  14. @alex_h: it seems that this callback fires at every frame, not when each intermediate value in the array is reached. It's useful to encapsulate the monitoring of the tween elsewhere than in the update loop, but this would still require me to manually check at every frame the state of advancement of the tween, wouldn't it? What would be great would be, in my example, a callback that fires only three times, that is, when the sprite reaches the three positions (1,2), (1,3),(2,3) . @lumoludo:Last time I used chained tweens, I had a slight interruption between each tween. Meaning that if my sprite has to move five times forward, and I use five chained tweens, the sprite would briefly stop four times, instead of performing one smooth progression. Or maybe I did it wrong? That would be good news, because the only hack I found at the time to solve that issue was to extract all the straight lines of n points in the path and create as many tweens, but it felt overly complex.
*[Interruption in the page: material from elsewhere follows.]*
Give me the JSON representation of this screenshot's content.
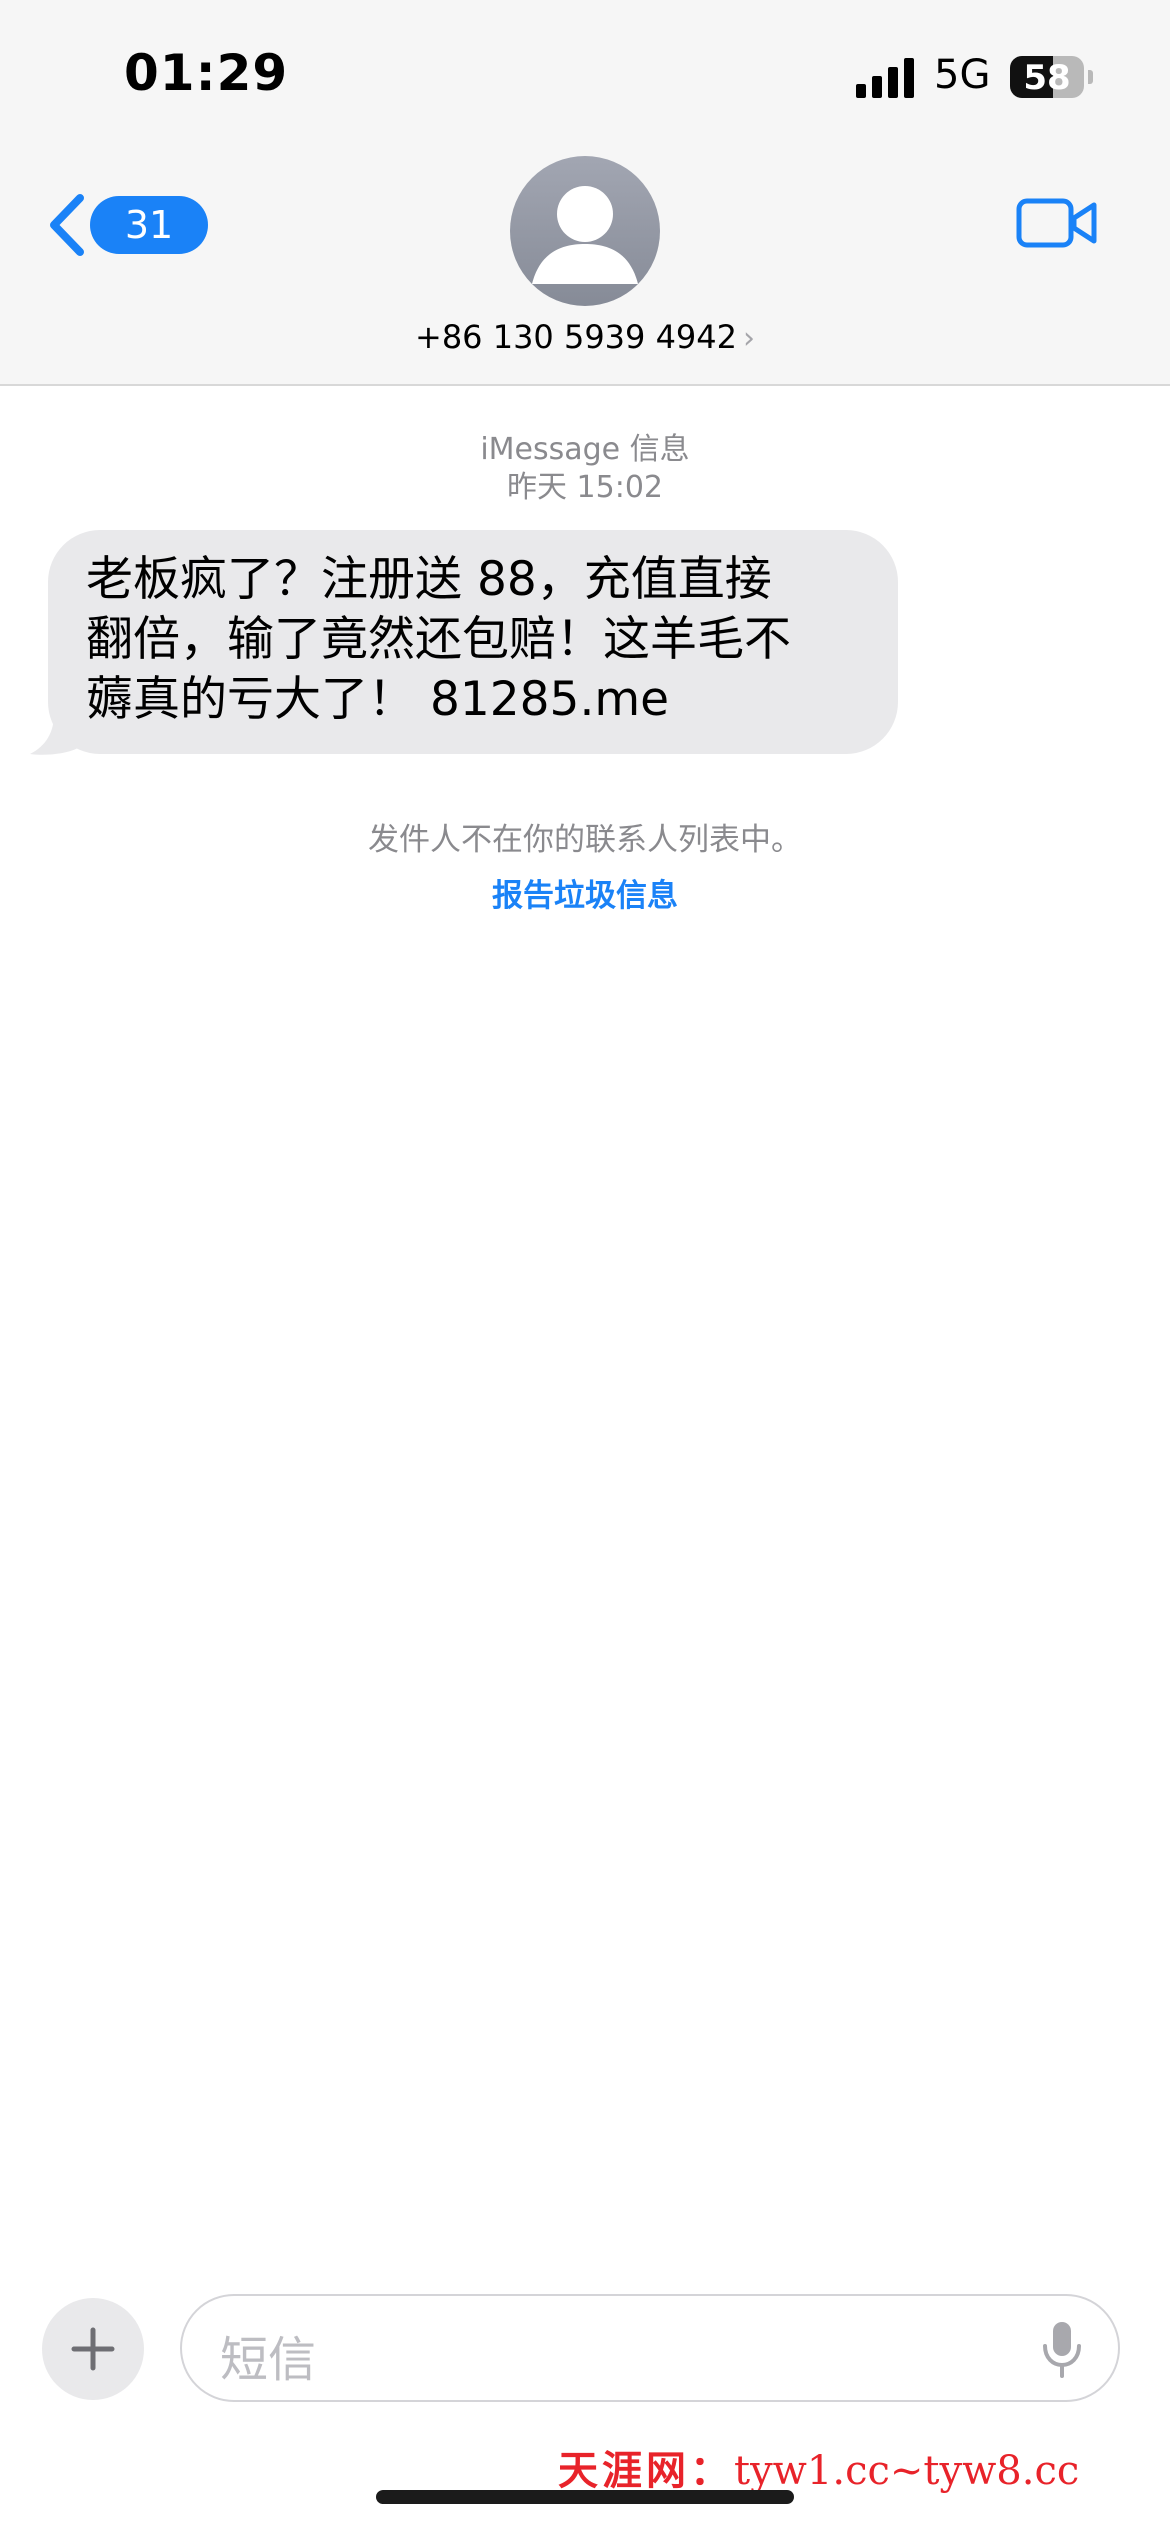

  15. Hi, I'm tweening a sprite along a path, through specific x,y coordinates. Let's say I want the sprite to go through the points (1,2), (1,3),(2,3), I'm doing it as follow: tween.to({x: [1,1,2],y:[2,3,3]}, 600,null, false, 0); What I call "intermediate values" in a tween are the different values contained in the arrays provided to the to(). In my case, the intermediate values correspond to the point through which the sprite has to move. The tween works like a charm, but my question is, how to detect when each of those intermediate values are reached? Something like tween.onComplete(), but that fires after each iteration through the value arrays? Or do I need to monitor myself the position of the sprite in the update loop, and detect myself when each point is reached?